Note that S(n, k) refers to Stirling numbers of the second kind.

As explained above, there is a 1-to-1 correspondence between preorders and pairs (partition, partial order). Thus the number of preorders is the sum of the number of partial orders on every partition. For example:

  • for
    • 1 partition of 3, giving 1 preorder
    • 3 partitions of 2 + 1, giving preorders
    • 1 partition of 1 + 1 + 1, giving 19 preorders
    I.e., together, 29 preorders.
  • for
    • 1 partition of 4, giving 1 preorder
    • 7 partitions with two classes (4 of 3 + 1 and 3 of 2 + 2), giving preorders
    • 6 partitions of 2 + 1 + 1, giving preorders
    • 1 partition of 1 + 1 + 1 + 1, giving 219 preorders
    I.e., together, 355 preorders.


For the interval is the set of points x satisfying and also written It contains at least the points a and b. One may choose to extend the definition to all pairs The extra intervals are all empty.

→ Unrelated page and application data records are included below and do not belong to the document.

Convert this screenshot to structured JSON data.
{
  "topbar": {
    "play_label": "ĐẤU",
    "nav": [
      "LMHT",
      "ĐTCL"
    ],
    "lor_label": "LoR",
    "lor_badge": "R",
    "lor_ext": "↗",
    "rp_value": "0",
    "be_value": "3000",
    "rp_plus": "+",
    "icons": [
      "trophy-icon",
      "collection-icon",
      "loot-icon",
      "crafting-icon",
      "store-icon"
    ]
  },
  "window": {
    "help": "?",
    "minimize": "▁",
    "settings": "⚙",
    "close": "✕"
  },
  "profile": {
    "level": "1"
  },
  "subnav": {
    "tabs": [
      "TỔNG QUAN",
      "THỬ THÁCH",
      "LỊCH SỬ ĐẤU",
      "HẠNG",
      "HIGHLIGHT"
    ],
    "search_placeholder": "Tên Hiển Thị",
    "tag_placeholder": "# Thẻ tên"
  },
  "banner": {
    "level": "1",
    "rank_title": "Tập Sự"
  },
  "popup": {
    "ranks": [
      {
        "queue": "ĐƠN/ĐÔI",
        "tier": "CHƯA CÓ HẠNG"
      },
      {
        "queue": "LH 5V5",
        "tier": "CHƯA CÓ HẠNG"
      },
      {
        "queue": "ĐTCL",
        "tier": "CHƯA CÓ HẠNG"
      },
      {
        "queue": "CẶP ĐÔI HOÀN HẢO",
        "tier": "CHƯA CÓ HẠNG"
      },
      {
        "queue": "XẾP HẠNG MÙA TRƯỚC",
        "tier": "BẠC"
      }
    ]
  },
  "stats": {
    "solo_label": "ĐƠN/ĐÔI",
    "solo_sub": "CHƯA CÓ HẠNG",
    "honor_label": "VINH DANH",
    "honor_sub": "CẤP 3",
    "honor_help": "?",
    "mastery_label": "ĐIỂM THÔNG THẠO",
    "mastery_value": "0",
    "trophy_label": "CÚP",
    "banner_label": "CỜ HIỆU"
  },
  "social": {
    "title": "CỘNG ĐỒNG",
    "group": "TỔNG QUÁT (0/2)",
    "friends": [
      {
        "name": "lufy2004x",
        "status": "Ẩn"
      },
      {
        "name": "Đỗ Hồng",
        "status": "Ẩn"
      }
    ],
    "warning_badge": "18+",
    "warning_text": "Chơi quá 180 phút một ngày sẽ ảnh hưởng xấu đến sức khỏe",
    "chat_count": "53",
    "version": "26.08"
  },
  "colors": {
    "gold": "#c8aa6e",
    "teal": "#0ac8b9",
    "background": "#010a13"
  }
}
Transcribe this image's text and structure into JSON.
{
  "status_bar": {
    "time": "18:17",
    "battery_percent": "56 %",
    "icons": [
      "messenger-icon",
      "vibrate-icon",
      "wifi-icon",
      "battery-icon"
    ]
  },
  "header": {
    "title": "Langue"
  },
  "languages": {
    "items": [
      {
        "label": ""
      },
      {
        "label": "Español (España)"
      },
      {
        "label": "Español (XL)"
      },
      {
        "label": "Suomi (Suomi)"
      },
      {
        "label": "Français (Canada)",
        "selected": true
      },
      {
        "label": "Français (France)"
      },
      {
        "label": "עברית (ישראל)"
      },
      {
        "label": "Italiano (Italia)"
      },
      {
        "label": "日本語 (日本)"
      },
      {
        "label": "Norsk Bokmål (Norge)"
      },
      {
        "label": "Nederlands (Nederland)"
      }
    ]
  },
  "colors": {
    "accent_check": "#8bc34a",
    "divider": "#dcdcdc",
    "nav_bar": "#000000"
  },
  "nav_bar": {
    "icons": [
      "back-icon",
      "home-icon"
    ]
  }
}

Using the corresponding strict relation "", one can also define the interval as the set of points x satisfying and also written An open interval may be empty even if

Also and can be defined similarly.

See also[edit]


  1. ^ For "proset", see e.g. Eklund, Patrik; Gähler, Werner (1990), "Generalized Cauchy spaces", Mathematische Nachrichten, 147: 219–233, doi:10.1002/mana.19901470123, MR 1127325.
  2. ^ Pierce, Benjamin C. (2002). Types and Programming Languages. Cambridge, Massachusetts/London, England: The MIT Press. pp. 182ff. ISBN 0-262-16209-1.
  3. ^ Robinson, J. A. (1965). "A machine-oriented logic based on the resolution principle". ACM. 12 (1): 23–41. doi:10.1145/321250.321253. S2CID 14389185.
  4. ^ In this context, "" does not mean "set difference".
  5. ^ Kunen, Kenneth (1980), Set Theory, An Introduction to Independence Proofs, Studies in logic and the foundation of mathematics, vol. 102, Amsterdam, the Netherlands: Elsevier.


  • Schmidt, Gunther, "Relational Mathematics", Encyclopedia of Mathematics and its Applications, vol. 132, Cambridge University Press, 2011, ISBN 978-0-521-76268-7
  • Schröder, Bernd S. W. (2002), Ordered Sets: An Introduction, Boston: Birkhäuser, ISBN 0-8176-4128-9